Excerpts from a dataset
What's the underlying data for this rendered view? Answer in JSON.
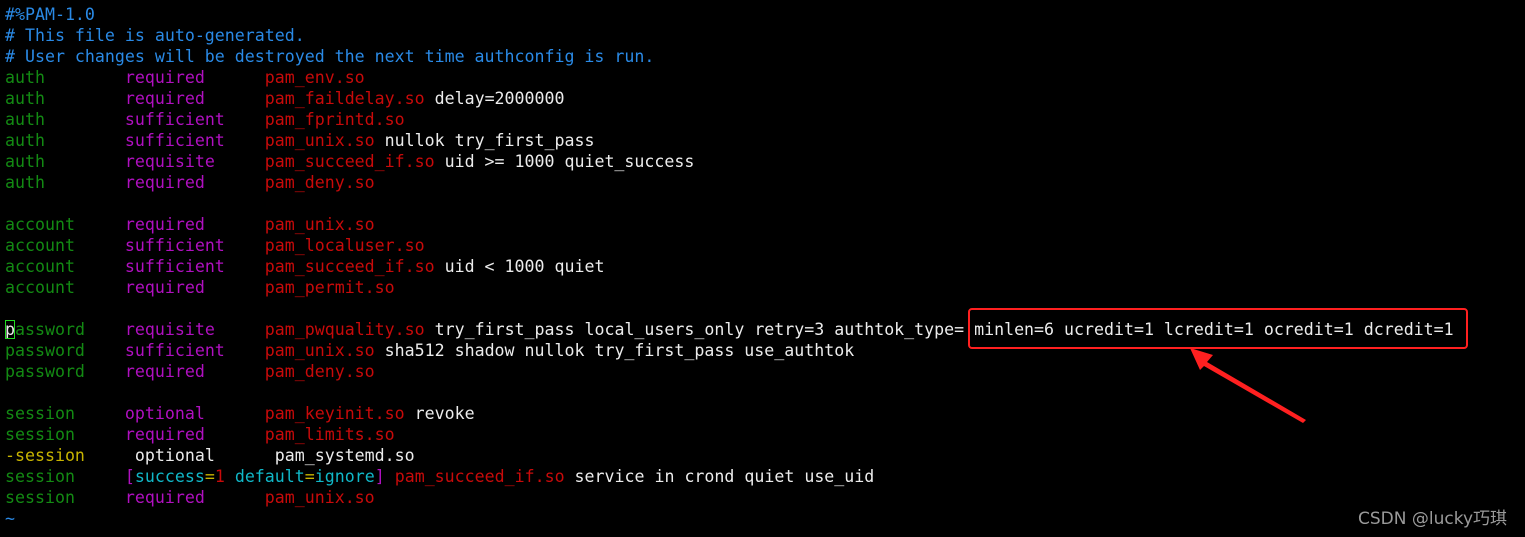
{
  "colors": {
    "comment": "#2a8ae6",
    "type": "#138a13",
    "control": "#b010c0",
    "module": "#c80a0a",
    "arg": "#ececec",
    "yellow": "#c8b400",
    "cyan": "#10b8c8",
    "annotation": "#ff2020",
    "cursor": "#22dd22"
  },
  "editor": {
    "cursor_line": 15,
    "lines": [
      [
        [
          "#%PAM-1.0",
          "comment"
        ]
      ],
      [
        [
          "# This file is auto-generated.",
          "comment"
        ]
      ],
      [
        [
          "# User changes will be destroyed the next time authconfig is run.",
          "comment"
        ]
      ],
      [
        [
          "auth        ",
          "type"
        ],
        [
          "required      ",
          "control"
        ],
        [
          "pam_env.so",
          "module"
        ]
      ],
      [
        [
          "auth        ",
          "type"
        ],
        [
          "required      ",
          "control"
        ],
        [
          "pam_faildelay.so",
          "module"
        ],
        [
          " delay=2000000",
          "arg"
        ]
      ],
      [
        [
          "auth        ",
          "type"
        ],
        [
          "sufficient    ",
          "control"
        ],
        [
          "pam_fprintd.so",
          "module"
        ]
      ],
      [
        [
          "auth        ",
          "type"
        ],
        [
          "sufficient    ",
          "control"
        ],
        [
          "pam_unix.so",
          "module"
        ],
        [
          " nullok try_first_pass",
          "arg"
        ]
      ],
      [
        [
          "auth        ",
          "type"
        ],
        [
          "requisite     ",
          "control"
        ],
        [
          "pam_succeed_if.so",
          "module"
        ],
        [
          " uid >= 1000 quiet_success",
          "arg"
        ]
      ],
      [
        [
          "auth        ",
          "type"
        ],
        [
          "required      ",
          "control"
        ],
        [
          "pam_deny.so",
          "module"
        ]
      ],
      [],
      [
        [
          "account     ",
          "type"
        ],
        [
          "required      ",
          "control"
        ],
        [
          "pam_unix.so",
          "module"
        ]
      ],
      [
        [
          "account     ",
          "type"
        ],
        [
          "sufficient    ",
          "control"
        ],
        [
          "pam_localuser.so",
          "module"
        ]
      ],
      [
        [
          "account     ",
          "type"
        ],
        [
          "sufficient    ",
          "control"
        ],
        [
          "pam_succeed_if.so",
          "module"
        ],
        [
          " uid < 1000 quiet",
          "arg"
        ]
      ],
      [
        [
          "account     ",
          "type"
        ],
        [
          "required      ",
          "control"
        ],
        [
          "pam_permit.so",
          "module"
        ]
      ],
      [],
      [
        [
          "p",
          "arg"
        ],
        [
          "assword    ",
          "type"
        ],
        [
          "requisite     ",
          "control"
        ],
        [
          "pam_pwquality.so",
          "module"
        ],
        [
          " try_first_pass local_users_only retry=3 authtok_type= minlen=6 ucredit=1 lcredit=1 ocredit=1 dcredit=1",
          "arg"
        ]
      ],
      [
        [
          "password    ",
          "type"
        ],
        [
          "sufficient    ",
          "control"
        ],
        [
          "pam_unix.so",
          "module"
        ],
        [
          " sha512 shadow nullok try_first_pass use_authtok",
          "arg"
        ]
      ],
      [
        [
          "password    ",
          "type"
        ],
        [
          "required      ",
          "control"
        ],
        [
          "pam_deny.so",
          "module"
        ]
      ],
      [],
      [
        [
          "session     ",
          "type"
        ],
        [
          "optional      ",
          "control"
        ],
        [
          "pam_keyinit.so",
          "module"
        ],
        [
          " revoke",
          "arg"
        ]
      ],
      [
        [
          "session     ",
          "type"
        ],
        [
          "required      ",
          "control"
        ],
        [
          "pam_limits.so",
          "module"
        ]
      ],
      [
        [
          "-session",
          "yellow"
        ],
        [
          "     optional      pam_systemd.so",
          "arg"
        ]
      ],
      [
        [
          "session     ",
          "type"
        ],
        [
          "[",
          "control"
        ],
        [
          "success",
          "cyan"
        ],
        [
          "=",
          "yellow"
        ],
        [
          "1",
          "module"
        ],
        [
          " ",
          "arg"
        ],
        [
          "default",
          "cyan"
        ],
        [
          "=",
          "yellow"
        ],
        [
          "ignore",
          "cyan"
        ],
        [
          "]",
          "control"
        ],
        [
          " ",
          "arg"
        ],
        [
          "pam_succeed_if.so",
          "module"
        ],
        [
          " service in crond quiet use_uid",
          "arg"
        ]
      ],
      [
        [
          "session     ",
          "type"
        ],
        [
          "required      ",
          "control"
        ],
        [
          "pam_unix.so",
          "module"
        ]
      ],
      [
        [
          "~",
          "tilde"
        ]
      ]
    ]
  },
  "watermark": "CSDN @lucky巧琪"
}
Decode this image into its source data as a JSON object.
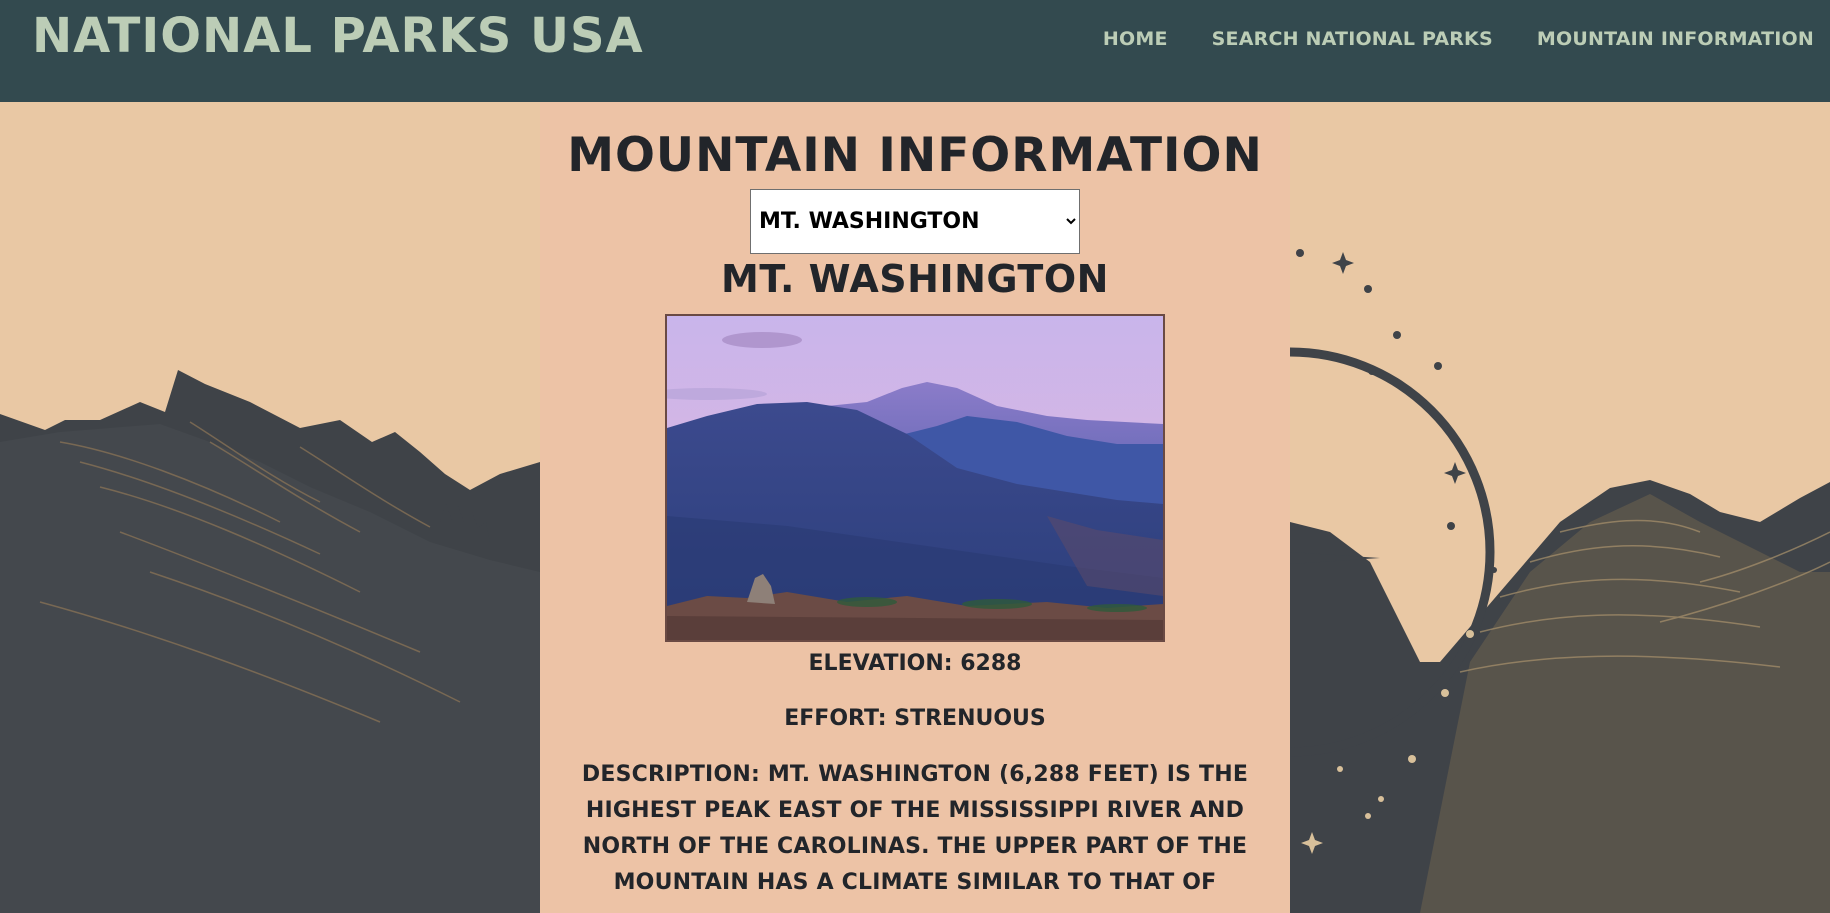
{
  "header": {
    "site_title": "National Parks USA",
    "nav": [
      {
        "label": "Home"
      },
      {
        "label": "Search National Parks"
      },
      {
        "label": "Mountain Information"
      }
    ]
  },
  "main": {
    "page_title": "Mountain Information",
    "select": {
      "selected": "Mt. Washington",
      "options": [
        "Mt. Washington"
      ]
    },
    "mountain_name": "Mt. Washington",
    "elevation_label": "Elevation:",
    "elevation_value": "6288",
    "effort_label": "Effort:",
    "effort_value": "Strenuous",
    "description_label": "Description:",
    "description_text": "Mt. Washington (6,288 feet) is the highest peak east of the Mississippi River and north of the Carolinas. The upper part of the mountain has a climate similar to that of"
  },
  "colors": {
    "header_bg": "#334a4f",
    "header_text": "#bccdb6",
    "page_bg": "#e9c8a4",
    "panel_bg": "#edc3a6",
    "mountain_dark": "#3f4348",
    "text_dark": "#22252a"
  }
}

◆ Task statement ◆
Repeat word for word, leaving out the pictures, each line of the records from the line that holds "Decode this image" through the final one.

◆ Task solution ◆
Decode this image into its source data as a JSON object.
{
  "header": {
    "site_title": "National Parks USA",
    "nav": [
      {
        "label": "Home"
      },
      {
        "label": "Search National Parks"
      },
      {
        "label": "Mountain Information"
      }
    ]
  },
  "main": {
    "page_title": "Mountain Information",
    "select": {
      "selected": "Mt. Washington",
      "options": [
        "Mt. Washington"
      ]
    },
    "mountain_name": "Mt. Washington",
    "elevation_label": "Elevation:",
    "elevation_value": "6288",
    "effort_label": "Effort:",
    "effort_value": "Strenuous",
    "description_label": "Description:",
    "description_text": "Mt. Washington (6,288 feet) is the highest peak east of the Mississippi River and north of the Carolinas. The upper part of the mountain has a climate similar to that of"
  },
  "colors": {
    "header_bg": "#334a4f",
    "header_text": "#bccdb6",
    "page_bg": "#e9c8a4",
    "panel_bg": "#edc3a6",
    "mountain_dark": "#3f4348",
    "text_dark": "#22252a"
  }
}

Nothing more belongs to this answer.